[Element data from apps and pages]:
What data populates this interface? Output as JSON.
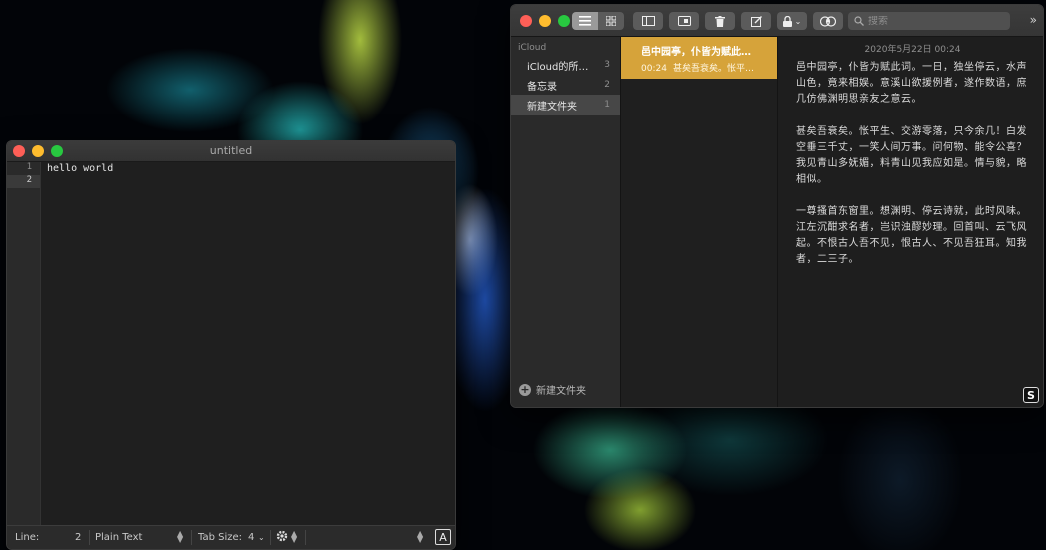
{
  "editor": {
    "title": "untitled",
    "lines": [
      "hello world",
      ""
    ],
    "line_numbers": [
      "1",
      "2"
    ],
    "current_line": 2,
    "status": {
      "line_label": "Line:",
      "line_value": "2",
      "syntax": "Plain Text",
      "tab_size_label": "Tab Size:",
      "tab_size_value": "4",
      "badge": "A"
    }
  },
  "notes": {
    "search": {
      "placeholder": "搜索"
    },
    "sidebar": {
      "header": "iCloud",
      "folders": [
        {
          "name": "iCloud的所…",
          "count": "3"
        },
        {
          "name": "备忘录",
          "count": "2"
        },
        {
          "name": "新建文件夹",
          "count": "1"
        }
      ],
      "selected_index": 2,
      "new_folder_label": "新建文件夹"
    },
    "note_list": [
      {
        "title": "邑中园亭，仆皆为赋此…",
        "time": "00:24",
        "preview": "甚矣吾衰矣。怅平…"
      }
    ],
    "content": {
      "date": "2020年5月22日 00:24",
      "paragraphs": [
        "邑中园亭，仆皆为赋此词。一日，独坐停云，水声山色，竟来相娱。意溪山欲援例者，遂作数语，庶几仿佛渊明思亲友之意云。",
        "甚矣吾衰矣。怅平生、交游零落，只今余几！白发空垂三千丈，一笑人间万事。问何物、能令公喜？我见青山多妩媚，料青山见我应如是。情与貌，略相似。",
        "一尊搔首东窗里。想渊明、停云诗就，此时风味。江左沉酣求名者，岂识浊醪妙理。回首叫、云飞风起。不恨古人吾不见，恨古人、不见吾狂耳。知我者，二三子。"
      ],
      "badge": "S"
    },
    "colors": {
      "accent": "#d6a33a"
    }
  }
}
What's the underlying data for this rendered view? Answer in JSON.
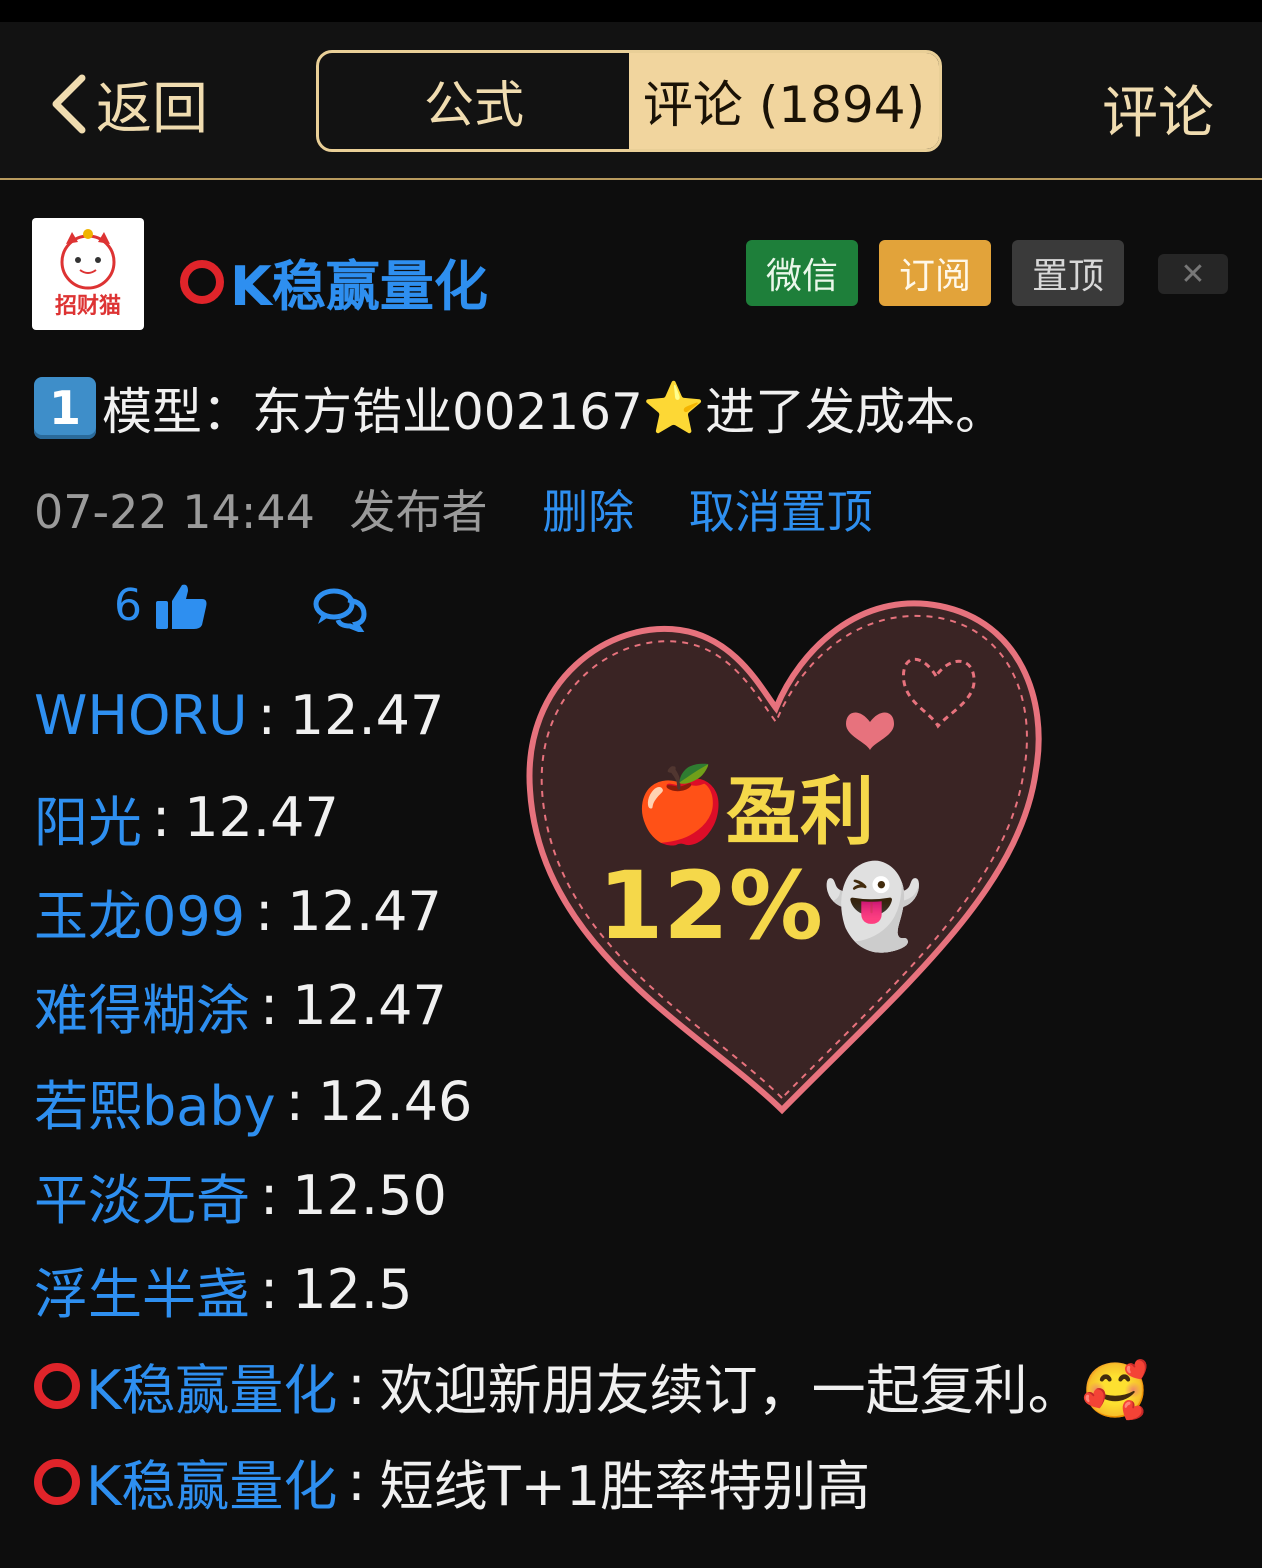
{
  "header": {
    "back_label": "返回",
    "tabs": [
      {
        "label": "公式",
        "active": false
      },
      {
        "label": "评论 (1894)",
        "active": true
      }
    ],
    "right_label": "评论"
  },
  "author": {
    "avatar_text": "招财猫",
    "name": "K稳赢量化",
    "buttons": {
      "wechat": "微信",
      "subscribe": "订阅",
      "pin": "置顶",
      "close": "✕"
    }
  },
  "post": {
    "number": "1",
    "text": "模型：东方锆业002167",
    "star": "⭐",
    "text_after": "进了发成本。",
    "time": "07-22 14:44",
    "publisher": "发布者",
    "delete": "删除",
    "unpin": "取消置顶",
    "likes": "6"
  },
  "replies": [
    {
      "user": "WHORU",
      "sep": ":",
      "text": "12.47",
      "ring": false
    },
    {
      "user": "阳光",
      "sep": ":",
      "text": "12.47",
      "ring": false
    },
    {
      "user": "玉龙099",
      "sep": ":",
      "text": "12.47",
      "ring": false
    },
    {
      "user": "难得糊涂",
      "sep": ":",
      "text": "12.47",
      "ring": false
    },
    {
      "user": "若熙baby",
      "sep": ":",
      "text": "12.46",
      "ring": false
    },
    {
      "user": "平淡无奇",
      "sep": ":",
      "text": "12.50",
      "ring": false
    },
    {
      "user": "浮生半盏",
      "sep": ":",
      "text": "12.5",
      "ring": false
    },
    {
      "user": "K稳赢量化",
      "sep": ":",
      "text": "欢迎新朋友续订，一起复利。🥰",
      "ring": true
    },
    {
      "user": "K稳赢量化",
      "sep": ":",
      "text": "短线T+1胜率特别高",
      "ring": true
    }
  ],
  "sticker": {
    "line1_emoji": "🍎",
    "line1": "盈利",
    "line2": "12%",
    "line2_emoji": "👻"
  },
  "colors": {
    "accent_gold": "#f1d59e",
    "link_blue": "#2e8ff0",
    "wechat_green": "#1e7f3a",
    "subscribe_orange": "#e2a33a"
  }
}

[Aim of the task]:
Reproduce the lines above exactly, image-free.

[Solution for this task]:
What data populates this interface? Output as JSON.
{
  "editor": {
    "title": "untitled",
    "lines": [
      "hello world",
      ""
    ],
    "line_numbers": [
      "1",
      "2"
    ],
    "current_line": 2,
    "status": {
      "line_label": "Line:",
      "line_value": "2",
      "syntax": "Plain Text",
      "tab_size_label": "Tab Size:",
      "tab_size_value": "4",
      "badge": "A"
    }
  },
  "notes": {
    "search": {
      "placeholder": "搜索"
    },
    "sidebar": {
      "header": "iCloud",
      "folders": [
        {
          "name": "iCloud的所…",
          "count": "3"
        },
        {
          "name": "备忘录",
          "count": "2"
        },
        {
          "name": "新建文件夹",
          "count": "1"
        }
      ],
      "selected_index": 2,
      "new_folder_label": "新建文件夹"
    },
    "note_list": [
      {
        "title": "邑中园亭，仆皆为赋此…",
        "time": "00:24",
        "preview": "甚矣吾衰矣。怅平…"
      }
    ],
    "content": {
      "date": "2020年5月22日 00:24",
      "paragraphs": [
        "邑中园亭，仆皆为赋此词。一日，独坐停云，水声山色，竟来相娱。意溪山欲援例者，遂作数语，庶几仿佛渊明思亲友之意云。",
        "甚矣吾衰矣。怅平生、交游零落，只今余几！白发空垂三千丈，一笑人间万事。问何物、能令公喜？我见青山多妩媚，料青山见我应如是。情与貌，略相似。",
        "一尊搔首东窗里。想渊明、停云诗就，此时风味。江左沉酣求名者，岂识浊醪妙理。回首叫、云飞风起。不恨古人吾不见，恨古人、不见吾狂耳。知我者，二三子。"
      ],
      "badge": "S"
    },
    "colors": {
      "accent": "#d6a33a"
    }
  }
}
What's the underlying data for this rendered view? Answer in JSON.
{
  "header": {
    "back_label": "返回",
    "tabs": [
      {
        "label": "公式",
        "active": false
      },
      {
        "label": "评论 (1894)",
        "active": true
      }
    ],
    "right_label": "评论"
  },
  "author": {
    "avatar_text": "招财猫",
    "name": "K稳赢量化",
    "buttons": {
      "wechat": "微信",
      "subscribe": "订阅",
      "pin": "置顶",
      "close": "✕"
    }
  },
  "post": {
    "number": "1",
    "text": "模型：东方锆业002167",
    "star": "⭐",
    "text_after": "进了发成本。",
    "time": "07-22 14:44",
    "publisher": "发布者",
    "delete": "删除",
    "unpin": "取消置顶",
    "likes": "6"
  },
  "replies": [
    {
      "user": "WHORU",
      "sep": ":",
      "text": "12.47",
      "ring": false
    },
    {
      "user": "阳光",
      "sep": ":",
      "text": "12.47",
      "ring": false
    },
    {
      "user": "玉龙099",
      "sep": ":",
      "text": "12.47",
      "ring": false
    },
    {
      "user": "难得糊涂",
      "sep": ":",
      "text": "12.47",
      "ring": false
    },
    {
      "user": "若熙baby",
      "sep": ":",
      "text": "12.46",
      "ring": false
    },
    {
      "user": "平淡无奇",
      "sep": ":",
      "text": "12.50",
      "ring": false
    },
    {
      "user": "浮生半盏",
      "sep": ":",
      "text": "12.5",
      "ring": false
    },
    {
      "user": "K稳赢量化",
      "sep": ":",
      "text": "欢迎新朋友续订，一起复利。🥰",
      "ring": true
    },
    {
      "user": "K稳赢量化",
      "sep": ":",
      "text": "短线T+1胜率特别高",
      "ring": true
    }
  ],
  "sticker": {
    "line1_emoji": "🍎",
    "line1": "盈利",
    "line2": "12%",
    "line2_emoji": "👻"
  },
  "colors": {
    "accent_gold": "#f1d59e",
    "link_blue": "#2e8ff0",
    "wechat_green": "#1e7f3a",
    "subscribe_orange": "#e2a33a"
  }
}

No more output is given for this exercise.